Please state how many lines of the listing contain the word "dynamic", giving the number by itself.

• [Supplied data]
**********
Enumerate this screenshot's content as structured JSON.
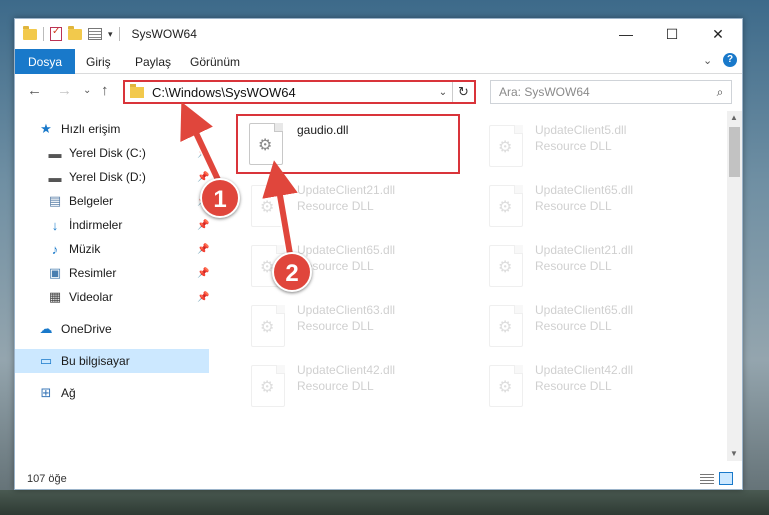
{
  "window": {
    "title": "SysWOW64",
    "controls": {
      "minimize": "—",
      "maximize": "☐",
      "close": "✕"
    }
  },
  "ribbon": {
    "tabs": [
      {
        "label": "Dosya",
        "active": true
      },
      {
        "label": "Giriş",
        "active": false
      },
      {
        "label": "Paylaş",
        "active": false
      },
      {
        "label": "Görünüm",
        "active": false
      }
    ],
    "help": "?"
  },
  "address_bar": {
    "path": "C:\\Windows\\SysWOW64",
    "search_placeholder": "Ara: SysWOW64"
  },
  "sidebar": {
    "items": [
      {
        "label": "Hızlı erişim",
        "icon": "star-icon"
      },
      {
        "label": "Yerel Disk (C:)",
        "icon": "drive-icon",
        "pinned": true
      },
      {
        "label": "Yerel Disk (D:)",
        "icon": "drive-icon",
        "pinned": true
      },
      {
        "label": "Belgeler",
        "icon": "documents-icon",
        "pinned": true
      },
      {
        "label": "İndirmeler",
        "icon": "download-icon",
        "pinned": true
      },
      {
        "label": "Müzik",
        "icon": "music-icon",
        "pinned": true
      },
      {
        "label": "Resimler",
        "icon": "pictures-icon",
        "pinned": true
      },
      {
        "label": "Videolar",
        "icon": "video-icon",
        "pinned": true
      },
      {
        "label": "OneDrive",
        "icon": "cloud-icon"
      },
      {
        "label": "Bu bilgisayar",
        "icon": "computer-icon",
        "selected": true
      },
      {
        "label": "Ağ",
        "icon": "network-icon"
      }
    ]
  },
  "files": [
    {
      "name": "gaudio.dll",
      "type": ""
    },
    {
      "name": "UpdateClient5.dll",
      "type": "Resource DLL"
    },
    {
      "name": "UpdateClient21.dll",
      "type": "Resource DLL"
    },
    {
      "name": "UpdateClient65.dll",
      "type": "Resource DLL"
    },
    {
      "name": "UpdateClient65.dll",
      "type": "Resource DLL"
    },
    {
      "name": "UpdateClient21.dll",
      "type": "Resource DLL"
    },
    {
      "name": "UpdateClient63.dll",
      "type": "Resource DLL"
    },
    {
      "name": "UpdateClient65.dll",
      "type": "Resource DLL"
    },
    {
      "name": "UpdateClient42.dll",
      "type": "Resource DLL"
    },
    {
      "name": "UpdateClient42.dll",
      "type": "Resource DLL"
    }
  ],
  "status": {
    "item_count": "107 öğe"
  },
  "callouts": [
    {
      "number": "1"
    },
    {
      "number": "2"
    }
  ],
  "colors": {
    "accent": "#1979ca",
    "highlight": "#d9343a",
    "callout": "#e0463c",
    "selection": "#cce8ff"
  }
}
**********
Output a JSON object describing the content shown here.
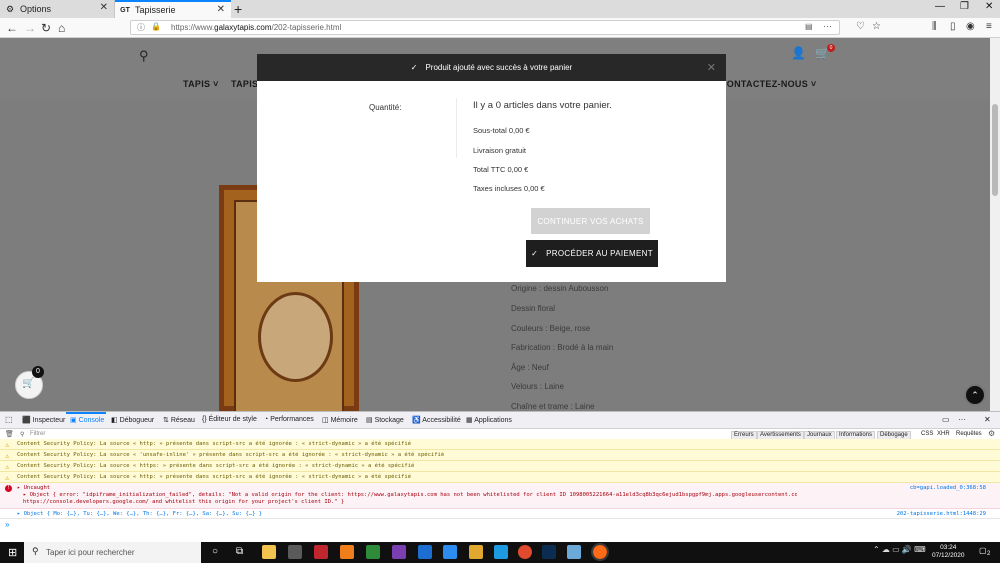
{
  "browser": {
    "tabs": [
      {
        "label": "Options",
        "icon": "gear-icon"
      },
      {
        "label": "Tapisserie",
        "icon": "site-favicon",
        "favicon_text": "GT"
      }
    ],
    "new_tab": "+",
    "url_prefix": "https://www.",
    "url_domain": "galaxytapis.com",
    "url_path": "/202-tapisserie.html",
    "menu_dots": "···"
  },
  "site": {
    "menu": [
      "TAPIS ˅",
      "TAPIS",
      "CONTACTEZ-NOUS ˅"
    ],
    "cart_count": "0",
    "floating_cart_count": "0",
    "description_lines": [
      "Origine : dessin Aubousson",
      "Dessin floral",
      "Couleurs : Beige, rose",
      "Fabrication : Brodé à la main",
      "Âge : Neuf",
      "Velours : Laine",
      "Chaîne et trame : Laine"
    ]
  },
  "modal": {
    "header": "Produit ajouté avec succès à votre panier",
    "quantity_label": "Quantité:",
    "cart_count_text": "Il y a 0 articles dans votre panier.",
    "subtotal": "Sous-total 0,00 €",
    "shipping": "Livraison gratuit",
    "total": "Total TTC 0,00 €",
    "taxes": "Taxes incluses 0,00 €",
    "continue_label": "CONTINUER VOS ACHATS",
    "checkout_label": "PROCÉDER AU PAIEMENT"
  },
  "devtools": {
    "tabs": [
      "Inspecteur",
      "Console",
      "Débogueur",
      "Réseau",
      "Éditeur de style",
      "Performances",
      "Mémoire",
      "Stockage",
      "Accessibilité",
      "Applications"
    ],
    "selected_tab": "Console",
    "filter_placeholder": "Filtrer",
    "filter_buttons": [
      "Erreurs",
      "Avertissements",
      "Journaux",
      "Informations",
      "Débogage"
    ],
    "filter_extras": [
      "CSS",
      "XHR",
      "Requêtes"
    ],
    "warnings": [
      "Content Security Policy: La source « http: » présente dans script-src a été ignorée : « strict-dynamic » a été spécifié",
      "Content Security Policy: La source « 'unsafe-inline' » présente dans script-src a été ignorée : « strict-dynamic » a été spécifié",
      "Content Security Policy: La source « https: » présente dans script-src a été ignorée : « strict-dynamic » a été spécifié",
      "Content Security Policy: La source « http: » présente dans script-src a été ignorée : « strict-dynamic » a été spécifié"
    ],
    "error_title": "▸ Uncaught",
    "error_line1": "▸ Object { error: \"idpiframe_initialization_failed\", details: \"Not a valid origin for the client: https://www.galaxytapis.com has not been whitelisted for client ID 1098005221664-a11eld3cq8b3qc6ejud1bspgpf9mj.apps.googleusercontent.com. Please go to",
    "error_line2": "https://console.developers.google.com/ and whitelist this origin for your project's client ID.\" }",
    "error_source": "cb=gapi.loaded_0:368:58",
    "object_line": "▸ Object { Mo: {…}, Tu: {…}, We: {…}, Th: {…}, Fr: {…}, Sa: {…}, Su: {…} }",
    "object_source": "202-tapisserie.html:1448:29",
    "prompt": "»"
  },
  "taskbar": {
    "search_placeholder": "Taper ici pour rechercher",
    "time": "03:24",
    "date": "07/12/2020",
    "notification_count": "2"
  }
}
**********
• [Task solution]
4